An essential component of the ETC system is the accelerator pedal position sensor. This sensor communicates your acceleration intentions to the ECM, which then commands the throttle to open or close accordingly.

When the accelerator pedal position sensor fails to provide accurate information to the ECM, your desired acceleration levels won’t be met. If the ECM detects such an issue with the sensor, it responds by activating the electronic throttle control light.

Even if the electronic components are operating as intended, a stuck physical throttle body can impede proper functioning. Various factors, including carbon buildup, can cause the body to become stuck in a certain position.

It’s crucial to visually inspect your throttle body to ensure it moves smoothly when opening and closing. If there are obstructions, attempting to clear them or cleaning the throttle body with a reputable carb cleaner might help. If these efforts prove ineffective, replacing the body might be necessary.

Driving with an illuminated electronic throttle control light is not safe. Even if you initially experience only minor issues like reduced fuel efficiency or slightly diminished acceleration, the problem can escalate and potentially cause serious complications.

The throttle body manages the amount of air that enters the engine. When the electronic system malfunctions and the sensor readings become inaccurate, it can result in erratic engine behavior. This can lead to a loss of control over the engine’s performance, potentially causing dangerous situations while driving.

Continuing to drive with the electronic control light on can lead to engine damage, which in turn can result in more expensive repairs when you eventually take your vehicle to a repair shop. This risk remains present even if you don’t notice drastic changes in your vehicle’s performance. The incorrect air-to-fuel ratio caused by a faulty throttle control system can gradually lead to premature engine wear, further exacerbating the problem over time.

To ensure your safety and prevent potential engine damage, it’s best to address the issue promptly and avoid driving with the etcl light illuminated. Instead, have your vehicle inspected and repaired by a qualified mechanic as soon as possible.

Fixing an electronic control issue depends on the specific problem causing the malfunction. Here are some general steps you can take to diagnose and potentially fix the issue:

Remember that the steps above are general guidelines, and the best course of action depends on the specific symptoms and error codes you’re experiencing. It’s important to prioritize safety and consider seeking professional assistance if you’re not comfortable diagnosing or repairing the issue yourself.

The expense associated with addressing the ETC indicator varies based on the root cause of the light’s activation. Minor issues, like a clogged body, might entail a minimal cost.
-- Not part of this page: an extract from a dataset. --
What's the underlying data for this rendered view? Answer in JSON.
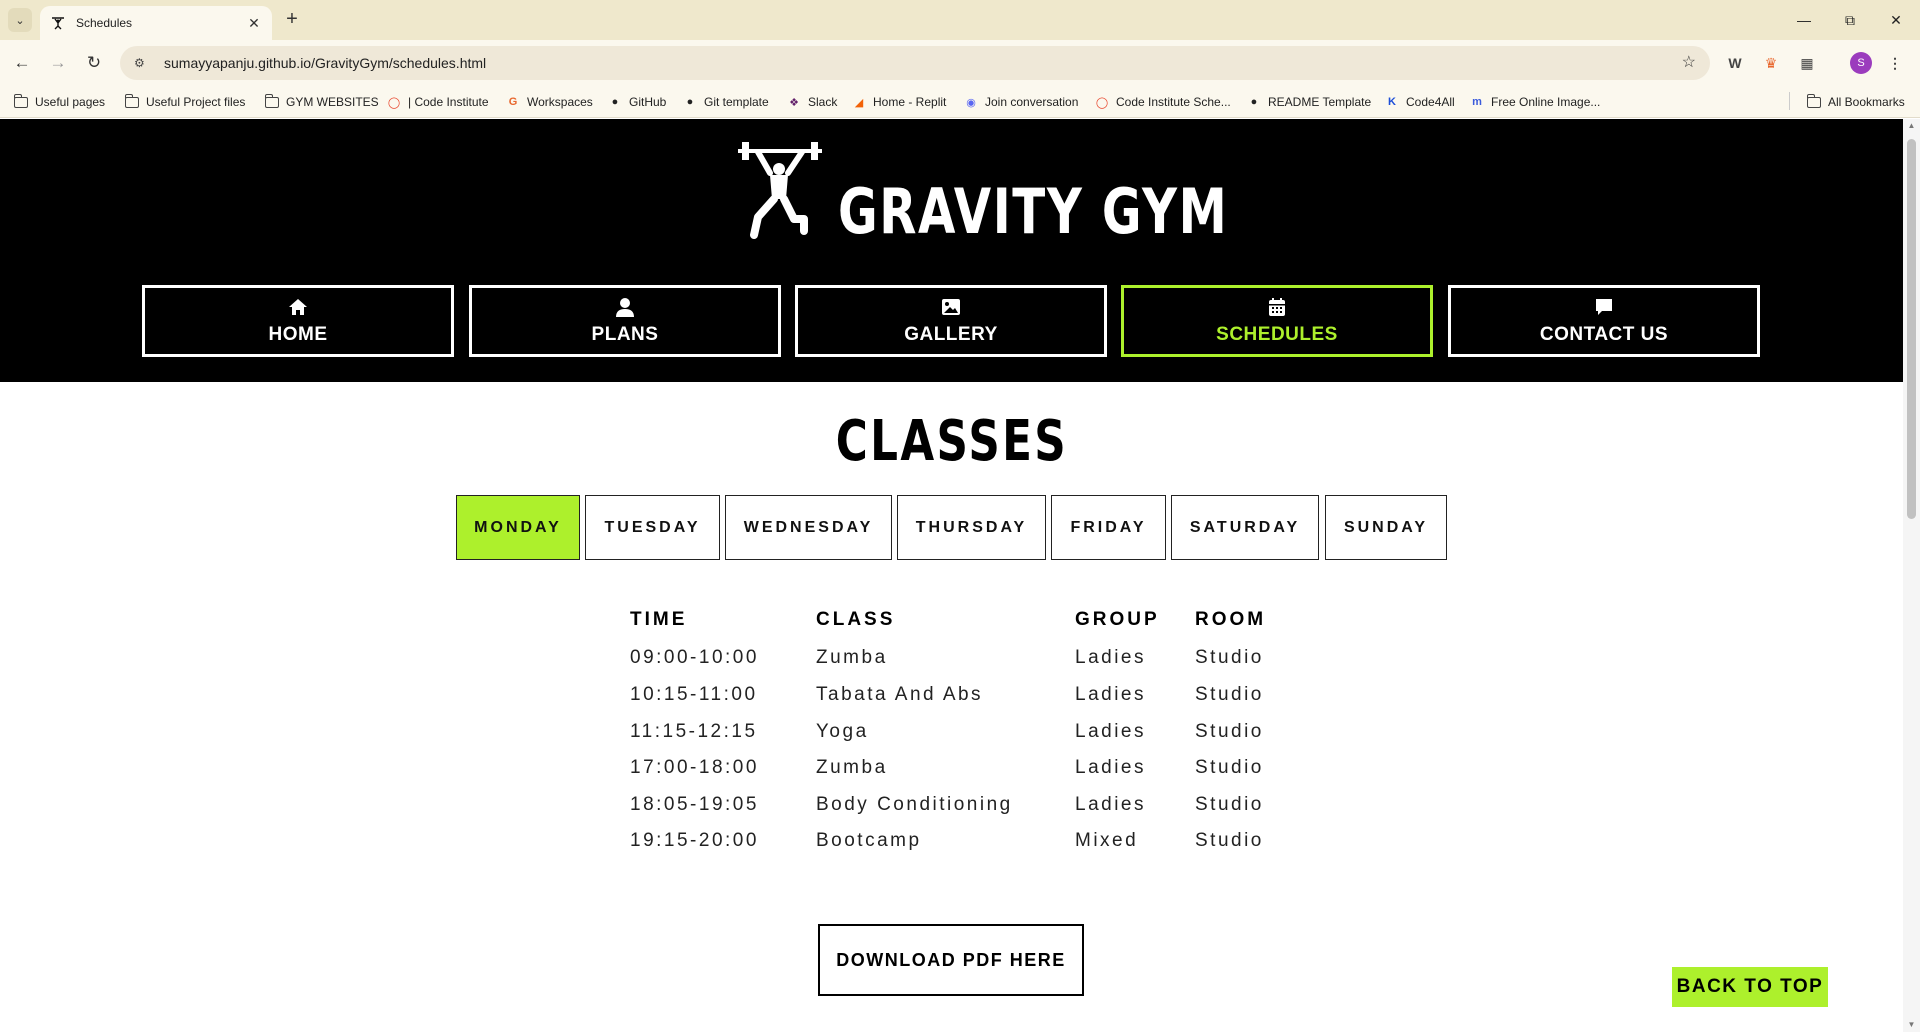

But for more complex problems such as a malfunctioning throttle body or its sensor, the cost can range from $100 to $800.

While most contemporary vehicles don’t have a dedicated fuse solely for the ETC, they do possess a fuse for the engine control module. This module oversees the ETC. Should this fuse be compromised, the ETC functionality would be affected.

For resetting the ETC indicator, an OBD2 scanner is necessary. It’s important to note that just erasing the fault code history typically won’t suffice. It’s more than likely you’ll need to address the primary issue that triggered the warning light.

A flashing etc warning light suggests a persistent problem that demands prompt attention. It’s advised to consult a mechanic or attempt a self-diagnosis at your earliest convenience.

The evolution from mechanical to electronic throttle control represents a leap in automotive technology, optimizing fuel efficiency and engine performance. However, with this advancement comes the responsibility to ensure the system functions correctly.

The ETC light is your car’s way of communicating potential problems. As with any vehicle warning, it’s crucial to not ignore it. Whether you’re a DIY enthusiast or prefer professional assistance, addressing the issue promptly will ensure your safety on the road and the longevity of your vehicle.

Check for Error Codes:Inspect Wiring and Connections:Clean the Body:Replace Faulty Sensors:Reset the ECM:Professional Inspection:Software Update:Final Words